Jamie Owen Daniel and Tom Moylan (London and New York: Verso, 1997): 3. oogle Scholar. See Geoghegan, Ernst Bloch : 38 and Ruth Levitas, ‘Educated Hope: Ernst Bloch on Abstract and Concrete Utopia,’ in Not Yet: Reconsidering Ernst Bloch, ed. Jamie Owen Daniel and Tom Moylan (London and New York: Verso, 1997): 6.

Not yet : reconsidering Ernst Bloch. Jamie Owen Daniel, Tom Moylan. Ernst Bloch (1885-1977) is now recognised as a philosopher and cultural critic of the greatest importance, his subtle and profound developments of utopian Marxism as influential for the student Ne. More). Adorno, Ritter Gluck, and the Tradition of the Postmodern. Ulrich Schönherr, Jamie Owen Daniel.
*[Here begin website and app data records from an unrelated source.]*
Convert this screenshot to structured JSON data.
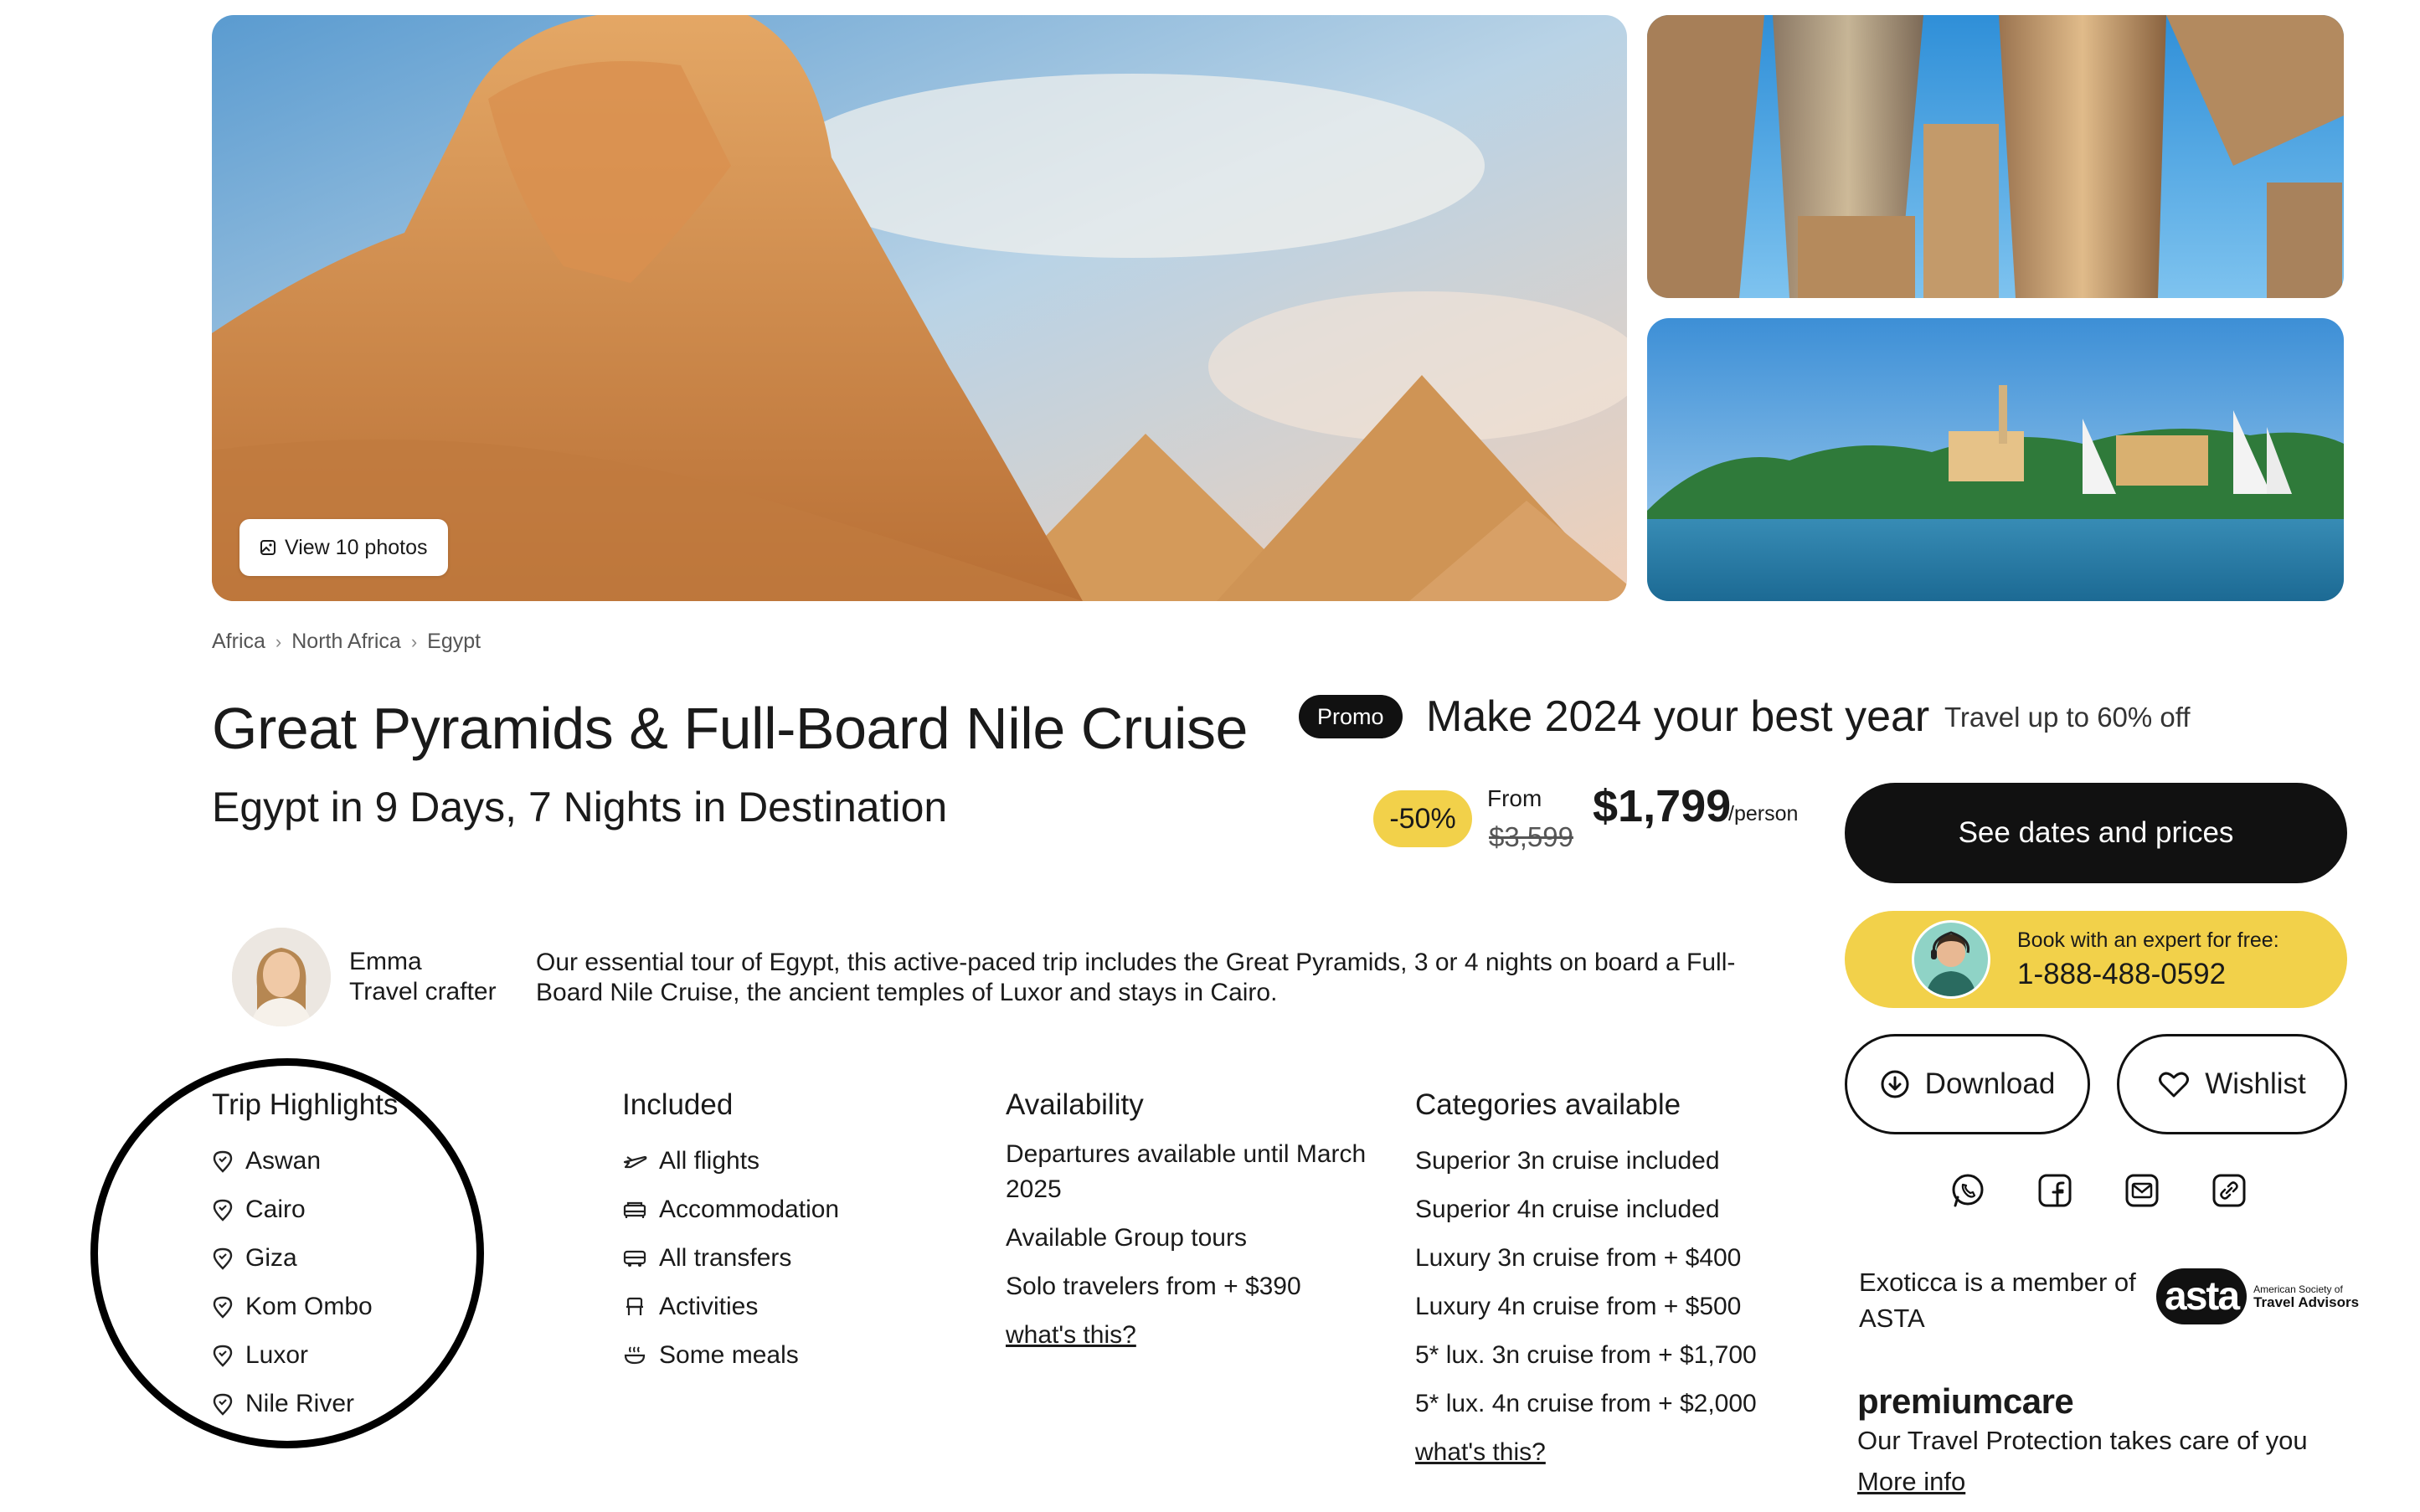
{
  "gallery": {
    "view_photos_label": "View 10 photos",
    "main_photo_alt": "Great Sphinx and pyramids of Giza",
    "top_photo_alt": "Karnak temple columns",
    "bottom_photo_alt": "Nile river with feluccas at Aswan"
  },
  "breadcrumb": [
    "Africa",
    "North Africa",
    "Egypt"
  ],
  "title": "Great Pyramids & Full-Board Nile Cruise",
  "subtitle": "Egypt in 9 Days, 7 Nights in Destination",
  "promo": {
    "badge": "Promo",
    "headline": "Make 2024 your best year",
    "sub": "Travel up to 60% off"
  },
  "pricing": {
    "discount": "-50%",
    "from_label": "From",
    "old_price": "$3,599",
    "current_price": "$1,799",
    "unit": "/person"
  },
  "cta": {
    "see_dates": "See dates and prices",
    "expert_label": "Book with an expert for free:",
    "expert_phone": "1-888-488-0592",
    "download": "Download",
    "wishlist": "Wishlist"
  },
  "share_icons": [
    "whatsapp-icon",
    "facebook-icon",
    "email-icon",
    "link-icon"
  ],
  "asta": {
    "text": "Exoticca is a member of ASTA",
    "mark": "asta",
    "caption_small": "American Society of",
    "caption_bold": "Travel Advisors"
  },
  "premiumcare": {
    "title": "premiumcare",
    "desc": "Our Travel Protection takes care of you",
    "link": "More info"
  },
  "crafter": {
    "name": "Emma",
    "role": "Travel crafter",
    "description": "Our essential tour of Egypt, this active-paced trip includes the Great Pyramids, 3 or 4 nights on board a Full-Board Nile Cruise, the ancient temples of Luxor and stays in Cairo."
  },
  "highlights": {
    "title": "Trip Highlights",
    "items": [
      "Aswan",
      "Cairo",
      "Giza",
      "Kom Ombo",
      "Luxor",
      "Nile River"
    ]
  },
  "included": {
    "title": "Included",
    "items": [
      {
        "label": "All flights",
        "icon": "plane-icon"
      },
      {
        "label": "Accommodation",
        "icon": "bed-icon"
      },
      {
        "label": "All transfers",
        "icon": "bus-icon"
      },
      {
        "label": "Activities",
        "icon": "activity-icon"
      },
      {
        "label": "Some meals",
        "icon": "meal-icon"
      }
    ]
  },
  "availability": {
    "title": "Availability",
    "items": [
      "Departures available until March 2025",
      "Available Group tours",
      "Solo travelers from + $390"
    ],
    "link": "what's this?"
  },
  "categories": {
    "title": "Categories available",
    "items": [
      "Superior 3n cruise included",
      "Superior 4n cruise included",
      "Luxury 3n cruise from + $400",
      "Luxury 4n cruise from + $500",
      "5* lux. 3n cruise from + $1,700",
      "5* lux. 4n cruise from + $2,000"
    ],
    "link": "what's this?"
  },
  "colors": {
    "accent_yellow": "#f2d14a",
    "primary_black": "#111111",
    "annotation_circle": "#000000"
  }
}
Ernst Bloch (1885–1977) is now recognized as a philosopher and cultural critic of the greatest importance, his subtle and profound developments of utopian Marxism as influential for the student New Left of the 1960s and 1970s as they were for the leftist movements of the twenties. Today, in the United States and Britain, his enormous body of work is attracting a new generation of readers: more translations are appearing, and his utopian thought is finding a new resonance in many different contexts.Several of the authors here address the centrality of a radically unconventional concept of utopia to Bloch’s thought; others write on the question of memory and pedagogical theory. There is a Blochian reading of crime fiction, illuminating overviews of Bloch’s work and an exploration of the stylistics of hope in Bloch’s Spuren, as well as a translation of excerpts from that extraordinary book.The essays gathered are intended, above all, to recommend Bloch’s work as a challenge to older models of historical materialism and utopian emancipation, and give specific examples of how that work can contribute to current debates about utopia, nationalism and collective memory, the liberatory content of popular cultural forms, and the complex relationship between ideology and everyday life. Together they provide a timely introduction to one of the most inspiring thinkers of the twentieth century.Contributors include: Klaus Berghahn, Tim Dayton, Vincent Geoghagan, Henry Giroux, David Kaufmann, Mary Layoun, Ruth Levitas, Peter McLaren, Tom Moylan, Darko Suvin and Jack Zipes.